GREENBRIER COUNTY, W. VA. (WVVA) - Greenbrier County suffered enough damage on Monday to be named in an 18 county state of emergency.
The flooding impacts in the county included road closures and power outages.
The state is pledging to do what they can to help in the clean-up and recovery.
West Virginia Governor Jim Justice said the state of emergency declaration opens the door to let the assistance flow into the areas that were under water.
"We'll be there, we're running to every fire, and we're there and we're going to stay with it and get these people through this," said Governor Justice.
State assistance is welcomed news to local emergency management leaders.

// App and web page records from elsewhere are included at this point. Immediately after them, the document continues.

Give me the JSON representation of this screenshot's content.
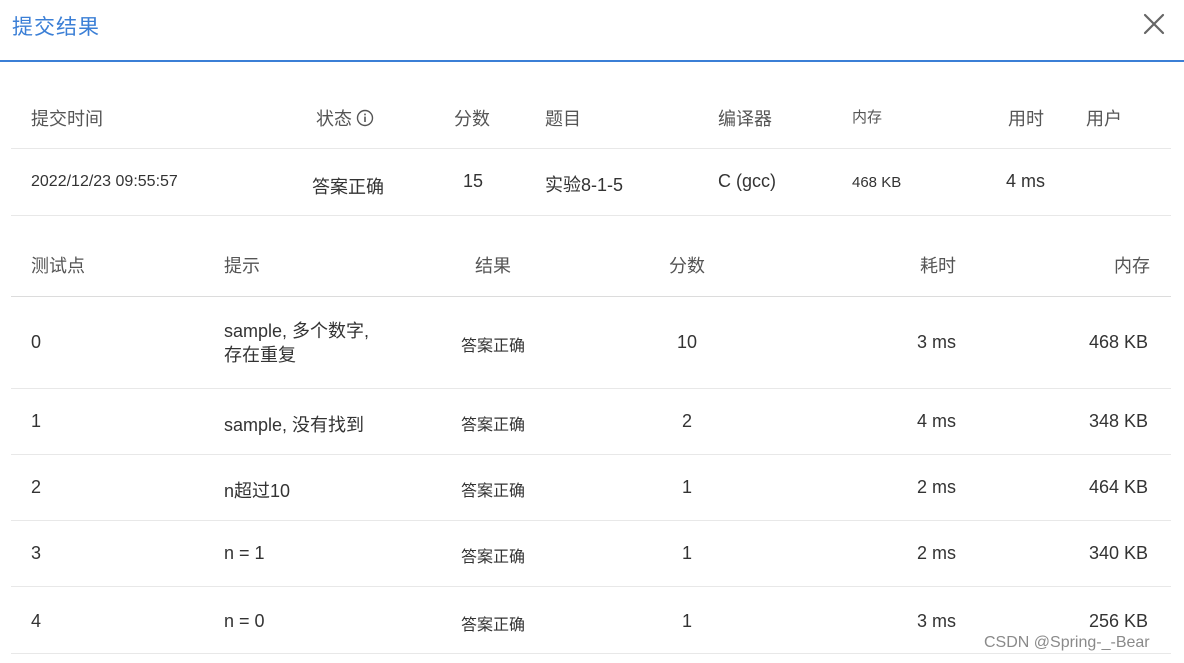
{
  "dialog": {
    "title": "提交结果"
  },
  "summary": {
    "headers": {
      "time": "提交时间",
      "status": "状态",
      "score": "分数",
      "problem": "题目",
      "compiler": "编译器",
      "memory": "内存",
      "time_used": "用时",
      "user": "用户"
    },
    "row": {
      "time": "2022/12/23 09:55:57",
      "status": "答案正确",
      "score": "15",
      "problem": "实验8-1-5",
      "compiler": "C (gcc)",
      "memory": "468 KB",
      "time_used": "4 ms",
      "user": ""
    }
  },
  "tests": {
    "headers": {
      "case": "测试点",
      "hint": "提示",
      "result": "结果",
      "score": "分数",
      "time": "耗时",
      "memory": "内存"
    },
    "rows": [
      {
        "case": "0",
        "hint_line1": "sample, 多个数字,",
        "hint_line2": "存在重复",
        "result": "答案正确",
        "score": "10",
        "time": "3 ms",
        "memory": "468 KB"
      },
      {
        "case": "1",
        "hint_line1": "sample, 没有找到",
        "hint_line2": "",
        "result": "答案正确",
        "score": "2",
        "time": "4 ms",
        "memory": "348 KB"
      },
      {
        "case": "2",
        "hint_line1": "n超过10",
        "hint_line2": "",
        "result": "答案正确",
        "score": "1",
        "time": "2 ms",
        "memory": "464 KB"
      },
      {
        "case": "3",
        "hint_line1": "n = 1",
        "hint_line2": "",
        "result": "答案正确",
        "score": "1",
        "time": "2 ms",
        "memory": "340 KB"
      },
      {
        "case": "4",
        "hint_line1": "n = 0",
        "hint_line2": "",
        "result": "答案正确",
        "score": "1",
        "time": "3 ms",
        "memory": "256 KB"
      }
    ]
  },
  "watermark": "CSDN @Spring-_-Bear",
  "icons": {
    "close": "close-icon",
    "info": "info-icon"
  },
  "colors": {
    "accent": "#3b7fd6",
    "accepted": "#e0332f"
  }
}
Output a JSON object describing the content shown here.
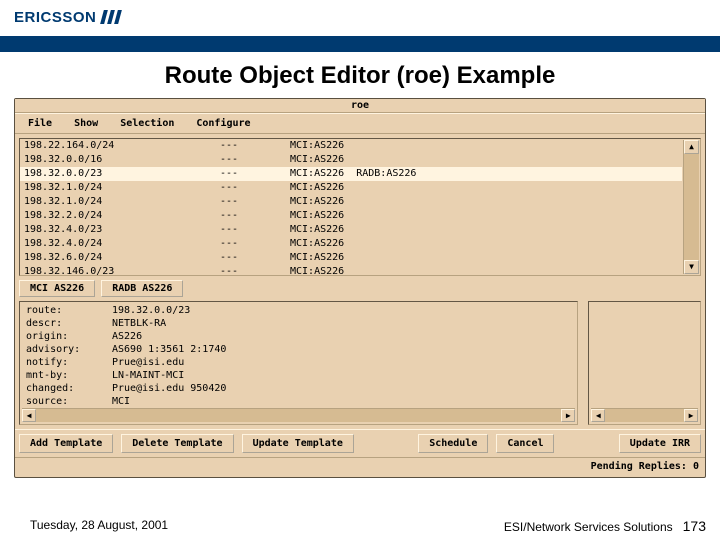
{
  "brand": {
    "logo_text": "ERICSSON"
  },
  "slide": {
    "title": "Route Object Editor (roe) Example"
  },
  "app": {
    "window_title": "roe",
    "menus": [
      "File",
      "Show",
      "Selection",
      "Configure"
    ],
    "rows": [
      {
        "prefix": "198.22.164.0/24",
        "mid": "---",
        "db": "MCI:AS226",
        "selected": false
      },
      {
        "prefix": "198.32.0.0/16",
        "mid": "---",
        "db": "MCI:AS226",
        "selected": false
      },
      {
        "prefix": "198.32.0.0/23",
        "mid": "---",
        "db": "MCI:AS226  RADB:AS226",
        "selected": true
      },
      {
        "prefix": "198.32.1.0/24",
        "mid": "---",
        "db": "MCI:AS226",
        "selected": false
      },
      {
        "prefix": "198.32.1.0/24",
        "mid": "---",
        "db": "MCI:AS226",
        "selected": false
      },
      {
        "prefix": "198.32.2.0/24",
        "mid": "---",
        "db": "MCI:AS226",
        "selected": false
      },
      {
        "prefix": "198.32.4.0/23",
        "mid": "---",
        "db": "MCI:AS226",
        "selected": false
      },
      {
        "prefix": "198.32.4.0/24",
        "mid": "---",
        "db": "MCI:AS226",
        "selected": false
      },
      {
        "prefix": "198.32.6.0/24",
        "mid": "---",
        "db": "MCI:AS226",
        "selected": false
      },
      {
        "prefix": "198.32.146.0/23",
        "mid": "---",
        "db": "MCI:AS226",
        "selected": false
      }
    ],
    "tabs": [
      "MCI AS226",
      "RADB AS226"
    ],
    "detail": [
      {
        "k": "route:",
        "v": "198.32.0.0/23"
      },
      {
        "k": "descr:",
        "v": "NETBLK-RA"
      },
      {
        "k": "origin:",
        "v": "AS226"
      },
      {
        "k": "advisory:",
        "v": "AS690 1:3561 2:1740"
      },
      {
        "k": "notify:",
        "v": "Prue@isi.edu"
      },
      {
        "k": "mnt-by:",
        "v": "LN-MAINT-MCI"
      },
      {
        "k": "changed:",
        "v": "Prue@isi.edu 950420"
      },
      {
        "k": "source:",
        "v": "MCI"
      }
    ],
    "buttons": {
      "add": "Add Template",
      "delete": "Delete Template",
      "update": "Update Template",
      "schedule": "Schedule",
      "cancel": "Cancel",
      "update_irr": "Update IRR"
    },
    "status": "Pending Replies: 0"
  },
  "footer": {
    "left": "Tuesday, 28 August, 2001",
    "right": "ESI/Network Services Solutions",
    "page": "173"
  },
  "glyph": {
    "up": "▲",
    "down": "▼",
    "left": "◀",
    "right": "▶"
  }
}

Paula Brown, the Deputy Director of Greenbrier County Homeland Security and Emergency Management, said the damage is far worse than previous flooding impacts.
"We're collecting damage assessment information on private property, business property and municipal and county properties," said Brown.
Those assessments are the key to opening a funding stream to pay for some of the necessary repairs.
"That's why we're gathering the information as far as the damage estimates, locally as well as at a state level so they can asses whether or not they can ask for a disaster declaration federally," said Brown.
The amphitheater and Monroe Avenue in Ronceverte took a big hit from Monday's floods.
Paula Mentz, the City Administrator, said getting a green-light for flood recovery funding would help the city and the affected people who live here.
"It actually gives us some money to repair that, otherwise we might be later on repairing it, and that helps us out, and it helps a lot of people maybe on Monroe Avenue that might sustain damage."
Individuals in Greenbrier County who differed flood damage need to report their losses to the county office of Homeland Security and Emergency Management.